I spent six weeks on limited activity after having surgery in February. No ice fishing, only a little snowshoeing in no more than a few inches of fluffy snow, and certainly no snowmobiling. A girl gets fidgety when she can’t do much. I’m making up for lost time as much as possible these days. Maggurewock Marsh has been my go-to place since the migrant birds started to return. There’s little snow there compared to here in the northern corner of Washington County.
The Canada goose is the largest waterfowl in Moosehorn National Wildlife Refuge. The gander weighs up to 14 pounds and the goose up to 12 pounds. They have a wing span of up to five and a half feet. I’m intimidated! I take no chance of getting too close to a bird that can bruise me.
There wasn’t a lot of open water while I was there Monday morning. Three warm days later, I’m sure a lot more is open. If you’re looking for waterfowl in the area, this is the place to go. I saw Canada geese, Mallards, Woodies, and Hooded and Common Mergansers. I even saw the elusive Maggurewock Penguin pictured below.
Maggurewock penguin, you ask? Some people call it a hooded merganser.
In other bird news – the Bald eagles on Route 1 in Baring, which is in Moosehorn NWR, are still incubating eggs (assuming there is more than one). And the loons have come back to Lewey Lake in Princeton/Indian Township. I saw two there Wednesday morning. Woodcock returned to my neighborhood by Tuesday evening of this week. I stood on the porch semi-bright and early to listen to three males peenting at 4:45 Wednesday morning.
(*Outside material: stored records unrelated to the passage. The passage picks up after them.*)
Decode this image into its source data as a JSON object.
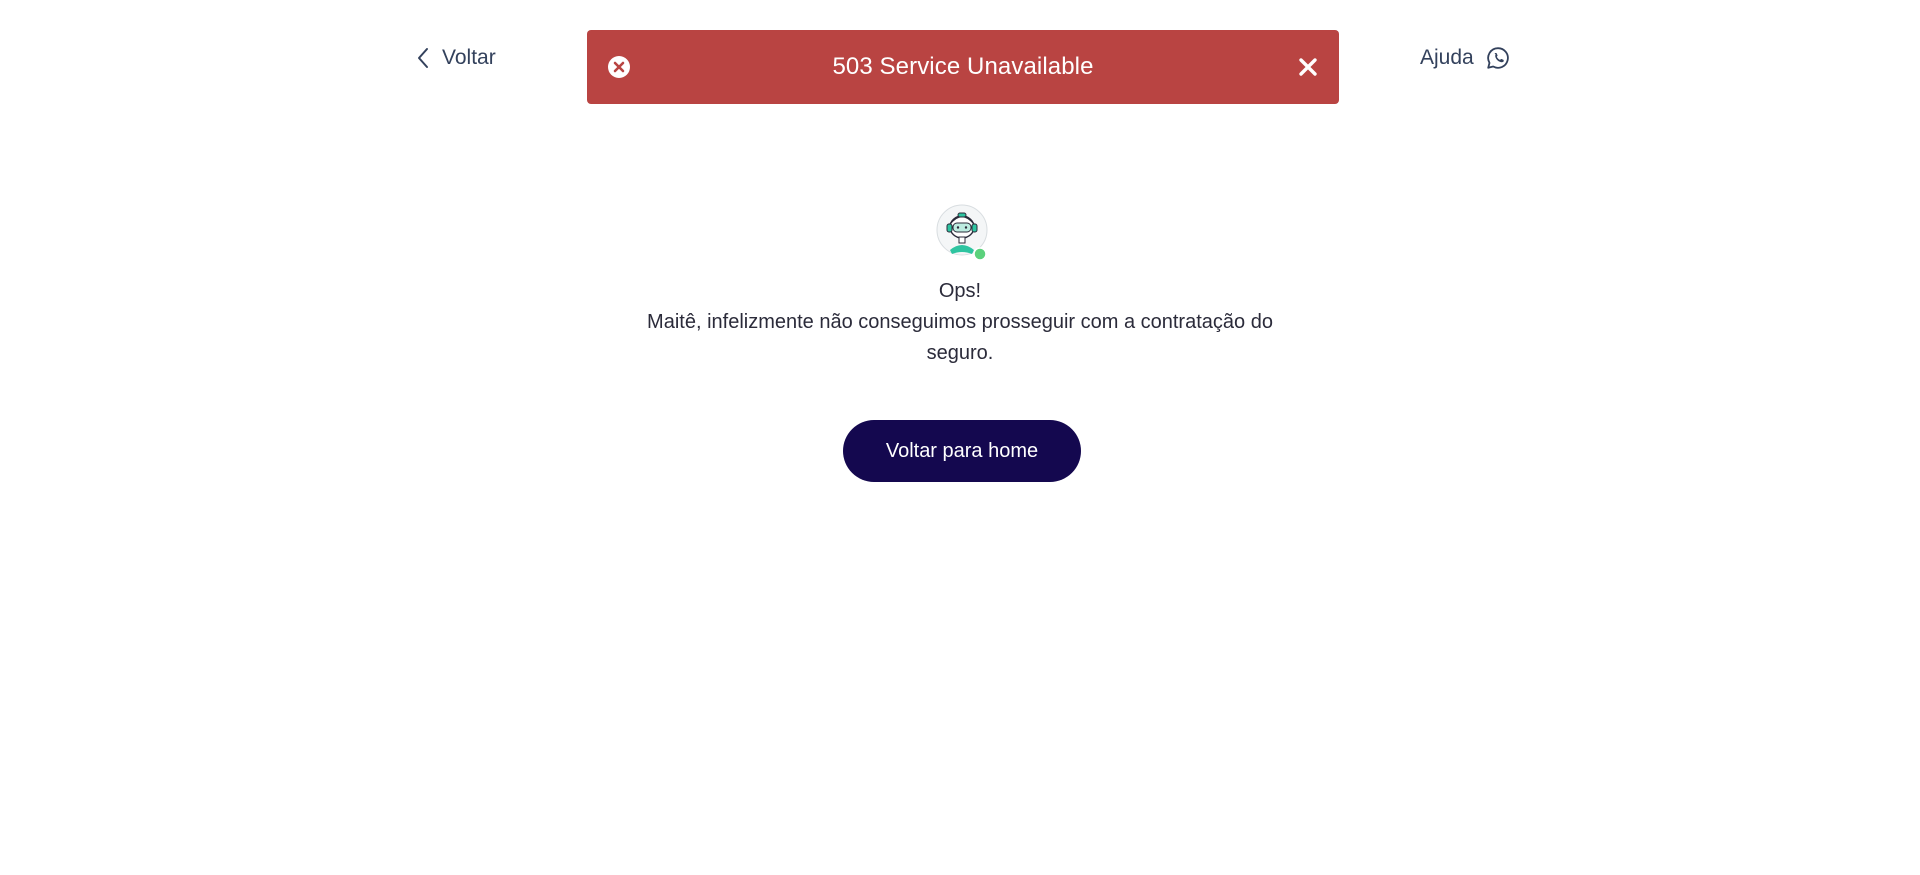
{
  "nav": {
    "back_label": "Voltar",
    "help_label": "Ajuda"
  },
  "toast": {
    "message": "503 Service Unavailable",
    "error_icon": "error-circle-icon",
    "close_icon": "close-icon",
    "background_color": "#b94442"
  },
  "content": {
    "avatar_icon": "robot-assistant-avatar",
    "title": "Ops!",
    "message": "Maitê, infelizmente não conseguimos prosseguir com a contratação do seguro."
  },
  "actions": {
    "home_button_label": "Voltar para home",
    "home_button_color": "#14084f"
  }
}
I count woodcock for the Singing Ground Survey in Danforth and Amity. This spring I’m adding a third route in Lambert Lake.